While Hollywood companies have become more diversified, union representation also has followed. The different types of businesses incorporated by Hollywood companies have involved further differentiation of labor, making it difficult for workers to form a united front against one corporation. For instance, workers employed by Disney include animators at the Disney Studio, hockey players on Disney's hockey team, the Anaheim Mighty Ducks, and Jungle Cruise operators at Disney's various theme parks. The differentiation of labor is especially apparent at the theme parks owned by many Hollywood companies, in particular Disney, Universal, Paramount, and Time Warner. Workers at these sites are represented by a wide array of labor organizations, many of which are unrelated to those unions active in the film industry.
Generally, then, the trend toward diversification has contributed to a weakening of trade unions' power as well as a further lack of unity among workers. More than one observer has noted that in the twenty-first century films are produced and distributed by conglomerates that own businesses outside of entertainment. Thus, if film production is halted because of labor problems, the conglomerate's income may slow a bit, but it can still survive with money from other sources.
So the pressures are mounting on labor organizations in the entertainment field. Hollywood unions and guilds have faced difficult struggles in the past, combating a range of problems from difficulty of gaining union recognition in the 1930s to ideological assaults such as the blacklisting period of the 1940s and 1950s. They continue to face further challenges from antiunion sentiments, nonunion workers, and runaway production, as well as power struggles with diversified corporations actively involved in international markets.
Clark, Danae. Negotiating Hollywood: The Cultural Politics of Actors' Labor. Minneapolis: University of Minnesota Press, 1995.
Hartsough, Denise. "Crime Pays: The Studios' Labor Deals in the 1930s." In The Studio System, edited by Janet Staiger. New Brunswick, NJ: Rutgers University Press, 1989.
Koenig, Allen E., ed. Broadcasting and Bargaining: Labor Relations in Radio and Television. Madison: University of Wisconsin Press, 1970.
Prindle, David F. The Politics of Glamour: Ideology and Democracy in the Screen Actors Guild. Madison: University of Wisconsin Press, 1988.
Miller, Toby, Nitin Govil, John McMurria, and Richard Maxwell. Global Hollywood. London: British Film Institute, 2001.

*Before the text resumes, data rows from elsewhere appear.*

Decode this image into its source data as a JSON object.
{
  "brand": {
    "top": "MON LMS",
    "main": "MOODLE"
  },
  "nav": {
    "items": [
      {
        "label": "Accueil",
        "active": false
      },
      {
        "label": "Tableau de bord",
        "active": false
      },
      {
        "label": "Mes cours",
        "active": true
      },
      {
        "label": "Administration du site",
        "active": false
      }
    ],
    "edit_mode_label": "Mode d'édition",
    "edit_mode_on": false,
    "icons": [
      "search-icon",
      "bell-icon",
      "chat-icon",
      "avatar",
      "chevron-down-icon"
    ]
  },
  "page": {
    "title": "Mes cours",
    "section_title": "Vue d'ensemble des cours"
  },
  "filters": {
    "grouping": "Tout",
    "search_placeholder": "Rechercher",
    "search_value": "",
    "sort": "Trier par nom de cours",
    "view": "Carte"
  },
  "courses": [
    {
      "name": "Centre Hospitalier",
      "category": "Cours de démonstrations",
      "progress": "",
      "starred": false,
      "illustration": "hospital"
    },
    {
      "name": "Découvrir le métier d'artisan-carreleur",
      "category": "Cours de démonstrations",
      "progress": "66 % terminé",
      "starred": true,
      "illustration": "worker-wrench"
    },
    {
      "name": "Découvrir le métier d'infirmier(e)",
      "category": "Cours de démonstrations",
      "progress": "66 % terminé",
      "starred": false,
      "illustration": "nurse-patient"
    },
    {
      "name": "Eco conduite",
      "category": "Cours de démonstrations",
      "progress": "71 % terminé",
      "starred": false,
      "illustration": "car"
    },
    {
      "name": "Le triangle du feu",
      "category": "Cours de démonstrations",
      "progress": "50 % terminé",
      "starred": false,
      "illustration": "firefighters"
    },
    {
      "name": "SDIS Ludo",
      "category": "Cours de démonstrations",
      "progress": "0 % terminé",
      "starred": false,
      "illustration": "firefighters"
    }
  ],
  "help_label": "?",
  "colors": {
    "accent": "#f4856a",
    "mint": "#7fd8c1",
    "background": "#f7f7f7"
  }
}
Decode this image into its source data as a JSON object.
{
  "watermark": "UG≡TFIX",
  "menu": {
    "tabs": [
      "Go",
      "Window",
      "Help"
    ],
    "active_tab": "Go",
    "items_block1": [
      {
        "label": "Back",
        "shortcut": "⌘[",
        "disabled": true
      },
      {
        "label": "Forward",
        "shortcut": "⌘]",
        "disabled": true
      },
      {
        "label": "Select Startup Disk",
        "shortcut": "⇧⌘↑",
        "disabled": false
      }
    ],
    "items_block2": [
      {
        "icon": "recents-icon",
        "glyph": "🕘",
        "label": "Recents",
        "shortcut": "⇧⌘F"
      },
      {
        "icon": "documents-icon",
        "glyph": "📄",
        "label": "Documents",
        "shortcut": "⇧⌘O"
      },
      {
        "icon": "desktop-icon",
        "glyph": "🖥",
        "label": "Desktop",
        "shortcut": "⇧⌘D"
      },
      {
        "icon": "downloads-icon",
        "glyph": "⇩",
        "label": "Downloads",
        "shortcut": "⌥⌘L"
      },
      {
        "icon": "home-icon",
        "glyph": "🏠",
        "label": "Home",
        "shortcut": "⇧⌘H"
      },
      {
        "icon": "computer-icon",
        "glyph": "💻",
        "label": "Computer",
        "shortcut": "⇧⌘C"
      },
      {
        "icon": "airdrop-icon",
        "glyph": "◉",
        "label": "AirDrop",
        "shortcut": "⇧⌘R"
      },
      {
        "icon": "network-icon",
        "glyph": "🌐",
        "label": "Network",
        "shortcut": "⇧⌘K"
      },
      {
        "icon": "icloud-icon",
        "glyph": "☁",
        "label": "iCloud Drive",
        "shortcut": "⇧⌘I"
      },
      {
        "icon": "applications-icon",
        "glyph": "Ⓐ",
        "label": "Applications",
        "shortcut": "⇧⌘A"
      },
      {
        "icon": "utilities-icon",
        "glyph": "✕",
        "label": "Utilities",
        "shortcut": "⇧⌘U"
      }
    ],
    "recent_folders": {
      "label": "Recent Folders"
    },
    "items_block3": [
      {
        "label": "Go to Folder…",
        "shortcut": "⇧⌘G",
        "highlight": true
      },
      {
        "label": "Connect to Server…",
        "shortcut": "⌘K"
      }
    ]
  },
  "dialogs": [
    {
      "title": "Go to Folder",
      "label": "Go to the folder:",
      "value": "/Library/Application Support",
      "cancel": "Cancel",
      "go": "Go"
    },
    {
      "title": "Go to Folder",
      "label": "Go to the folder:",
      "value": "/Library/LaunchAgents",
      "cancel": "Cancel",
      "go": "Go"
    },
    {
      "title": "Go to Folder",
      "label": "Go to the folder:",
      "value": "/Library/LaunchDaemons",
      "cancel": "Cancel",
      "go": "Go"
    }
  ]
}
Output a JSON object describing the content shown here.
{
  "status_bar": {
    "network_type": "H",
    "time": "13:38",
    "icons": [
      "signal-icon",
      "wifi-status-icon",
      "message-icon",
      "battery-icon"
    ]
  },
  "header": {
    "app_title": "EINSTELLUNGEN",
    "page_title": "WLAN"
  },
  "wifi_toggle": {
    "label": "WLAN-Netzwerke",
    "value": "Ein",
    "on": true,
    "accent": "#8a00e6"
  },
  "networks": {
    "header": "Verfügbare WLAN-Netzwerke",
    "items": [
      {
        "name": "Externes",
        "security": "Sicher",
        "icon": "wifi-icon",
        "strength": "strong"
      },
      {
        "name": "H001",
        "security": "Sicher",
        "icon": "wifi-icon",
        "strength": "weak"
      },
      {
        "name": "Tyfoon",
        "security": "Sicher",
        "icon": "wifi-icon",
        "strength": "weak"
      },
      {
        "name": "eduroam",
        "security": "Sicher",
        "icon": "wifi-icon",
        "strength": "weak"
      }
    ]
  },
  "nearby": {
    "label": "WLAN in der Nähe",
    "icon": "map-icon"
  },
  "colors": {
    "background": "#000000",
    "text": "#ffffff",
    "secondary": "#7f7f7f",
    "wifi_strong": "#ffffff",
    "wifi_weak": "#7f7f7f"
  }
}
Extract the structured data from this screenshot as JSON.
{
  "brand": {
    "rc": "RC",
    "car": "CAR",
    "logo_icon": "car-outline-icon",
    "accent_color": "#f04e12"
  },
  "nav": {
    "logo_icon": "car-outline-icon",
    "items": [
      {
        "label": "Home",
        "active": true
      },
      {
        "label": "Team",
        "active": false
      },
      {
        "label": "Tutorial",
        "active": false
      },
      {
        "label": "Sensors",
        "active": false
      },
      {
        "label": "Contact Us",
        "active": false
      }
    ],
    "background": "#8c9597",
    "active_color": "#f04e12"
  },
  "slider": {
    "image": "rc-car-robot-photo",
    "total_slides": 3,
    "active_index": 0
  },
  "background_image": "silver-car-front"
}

Wasko, Janet. "Challenges to Hollywood's Labor Force in the 1990s." In Global Productions: Labor in the Making of the "Information Society", edited by Gerald Sussman and John A. Lent, 173–189. Cresskill, NJ: Hampton Press, 1998.
——. How Hollywood Works. London and Thousand Oaks, CA: Sage, 2004.